Nicholas R. Needham, 2000 Years of Christ’s Power, Part One: The Age of the Early Church Fathers, Evangelical Press. I have read the second and third volume of this four-volume series of church history before I bought the first volume (which were not available when I bought the second and the third volume). I enjoyed thoroughly the previous volumes and likewise with this volume. The author was able to narrate the church history in simple terms and left the more complex part for the footnotes. For the first volume, I was familiar a bit with the era of the Church Fathers, particularly up until Augustine, due to a course that I took last semester with TTC. But I’m not familiar with what happened afterwards. So, from this book, I gained a better understanding of what happened after the fall of the Western Roman Empire, and about the Christology controversy which brewed after the Arian controversy was settled. And the Christology controversy was much, much more complex than the Arian controversy. Bleh. Otherwise, my litmus test of orthodoxy has not really changed: it’s still the Nicene-Constantinople creed. Overall, a good read for those who wanted to grasp a better understanding of the early church history.

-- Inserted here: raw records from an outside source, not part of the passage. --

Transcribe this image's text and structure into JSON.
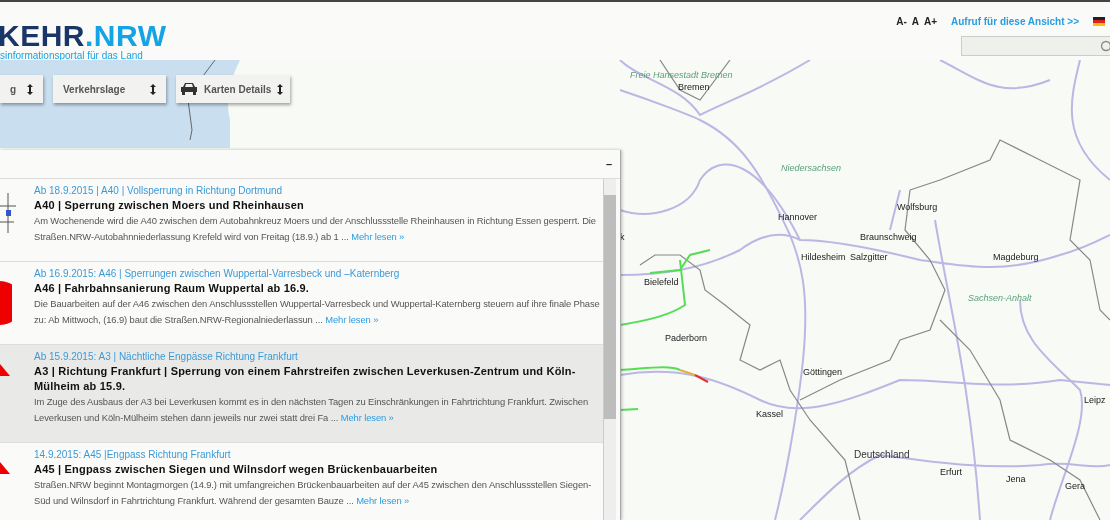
{
  "header": {
    "logo_dark": "KEHR",
    "logo_light": ".NRW",
    "tagline": "sinformationsportal für das Land",
    "font_sizes": [
      "A-",
      "A",
      "A+"
    ],
    "view_link": "Aufruf für diese Ansicht >>"
  },
  "map_buttons": [
    {
      "label": "g",
      "kind": "plain"
    },
    {
      "label": "Verkehrslage",
      "kind": "plain"
    },
    {
      "label": "Karten Details",
      "kind": "car"
    }
  ],
  "map_labels": [
    {
      "text": "Freie Hansestadt Bremen",
      "kind": "region"
    },
    {
      "text": "Bremen",
      "kind": "city"
    },
    {
      "text": "Niedersachsen",
      "kind": "region"
    },
    {
      "text": "Wolfsburg",
      "kind": "city"
    },
    {
      "text": "Hannover",
      "kind": "city"
    },
    {
      "text": "k",
      "kind": "city"
    },
    {
      "text": "Braunschweig",
      "kind": "city"
    },
    {
      "text": "Hildesheim",
      "kind": "city"
    },
    {
      "text": "Salzgitter",
      "kind": "city"
    },
    {
      "text": "Magdeburg",
      "kind": "city"
    },
    {
      "text": "Bielefeld",
      "kind": "city"
    },
    {
      "text": "Sachsen-Anhalt",
      "kind": "region"
    },
    {
      "text": "Paderborn",
      "kind": "city"
    },
    {
      "text": "Göttingen",
      "kind": "city"
    },
    {
      "text": "Leipz",
      "kind": "city"
    },
    {
      "text": "Kassel",
      "kind": "city"
    },
    {
      "text": "Deutschland",
      "kind": "country"
    },
    {
      "text": "Erfurt",
      "kind": "city"
    },
    {
      "text": "Jena",
      "kind": "city"
    },
    {
      "text": "Gera",
      "kind": "city"
    }
  ],
  "panel": {
    "minimize": "–",
    "items": [
      {
        "kind": "diagram",
        "selected": false,
        "meta": "Ab 18.9.2015 | A40 | Vollsperrung in Richtung Dortmund",
        "title": "A40 | Sperrung zwischen Moers und Rheinhausen",
        "text": "Am Wochenende wird die A40 zwischen dem Autobahnkreuz Moers und der Anschlussstelle Rheinhausen in Richtung Essen gesperrt. Die Straßen.NRW-Autobahnniederlassung Krefeld wird von Freitag (18.9.) ab 1 ...",
        "link": "Mehr lesen »"
      },
      {
        "kind": "circle",
        "selected": false,
        "meta": "Ab 16.9.2015: A46 | Sperrungen zwischen Wuppertal-Varresbeck und –Katernberg",
        "title": "A46 | Fahrbahnsanierung Raum Wuppertal ab 16.9.",
        "text": "Die Bauarbeiten auf der A46 zwischen den Anschlussstellen Wuppertal-Varresbeck und Wuppertal-Katernberg steuern auf ihre finale Phase zu: Ab Mittwoch, (16.9) baut die Straßen.NRW-Regionalniederlassun ...",
        "link": "Mehr lesen »"
      },
      {
        "kind": "triangle",
        "selected": true,
        "meta": "Ab 15.9.2015: A3 | Nächtliche Engpässe Richtung Frankfurt",
        "title": "A3 | Richtung Frankfurt | Sperrung von einem Fahrstreifen zwischen Leverkusen-Zentrum und Köln-Mülheim ab 15.9.",
        "text": "Im Zuge des Ausbaus der A3 bei Leverkusen kommt es in den nächsten Tagen zu Einschränkungen in Fahrtrichtung Frankfurt. Zwischen Leverkusen und Köln-Mülheim stehen dann jeweils nur zwei statt drei Fa ...",
        "link": "Mehr lesen »"
      },
      {
        "kind": "triangle",
        "selected": false,
        "meta": "14.9.2015: A45 |Engpass Richtung Frankfurt",
        "title": "A45 | Engpass zwischen Siegen und Wilnsdorf wegen Brückenbauarbeiten",
        "text": "Straßen.NRW beginnt Montagmorgen (14.9.) mit umfangreichen Brückenbauarbeiten auf der A45 zwischen den Anschlussstellen Siegen-Süd und Wilnsdorf in Fahrtrichtung Frankfurt. Während der gesamten Bauze ...",
        "link": "Mehr lesen »"
      }
    ]
  }
}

Tremper Longman III, How to Read Exodus, IVP. This is the fourth installment of the ‘How to Read’ series from the author. The previous titles were How to Read the Psalms, How to Read Proverbs, and How to Read Genesis. First the author established the literary shape of Exodus, before reading it in the light of its Ancient Near Eastern context. For example, what do we gain from comparing the Moses birth story with the Sargon birth story? Or, the Sinaitic covenant with the Hammurabi law? Longman also spent a few chapters to discuss about the evidence of Exodus event, and whether the parting of the Sea really mattered if it happened or not. Longman then continued with an overview of Exodus. He divided it into three main sections: Exodus event (chapters 1-18), covenant and giving of the law at Sinai (chs. 19-24), and building of tabernacle (chs. 25-40). And he closed with a section on how to read Exodus in the light of Christ event, again according to the three main sections of Exodus which Longman proposed earlier: how Christians experience Exodus for themselves, the meaning of the Law for Christians, and God who tabernacled among us as Flesh. Overall, a simple and good read for an introduction to Exodus (the whole series is worth reading as well!).
Bart D. Ehrman, Misquoting Jesus: The Story Behind Who Changed the Bible and Why, HarperCollins. Author’s bias notwithstanding (heck, who isn’t?), in my opinion, this is a pretty well-written introduction to the field of textual criticism: “a branch of literary criticism that is concerned with the identification and removal of transcription errors in the texts of manuscripts.” The New Testament has been preserved in more than 5800 Greek manuscripts, 10000 Latin manuscripts, and 9300 manuscripts in various languages (Syriac, Slavic, Ethiopian, Armenian). And they don’t always agree with each other. So, the question is: what is the original reading of the text? Textual criticism basically deals with this question. And Ehrman is able to describe in a simple manner some techniques that were used by the textual critics to establish the ‘original’ reading of the text. Good book.
And a book that I bought recently, using an SKS voucher.
Karl Barth, Epistle to the Philippians, WJK. Now in total I’ve spent around $72 for 12 books that I acquired this year. Not bad, huh, thanks to pretty good bargains recently. Now I can spend a little bit more for the FES book order. Yep, I have had a lot of books in mind! Tolle, lege!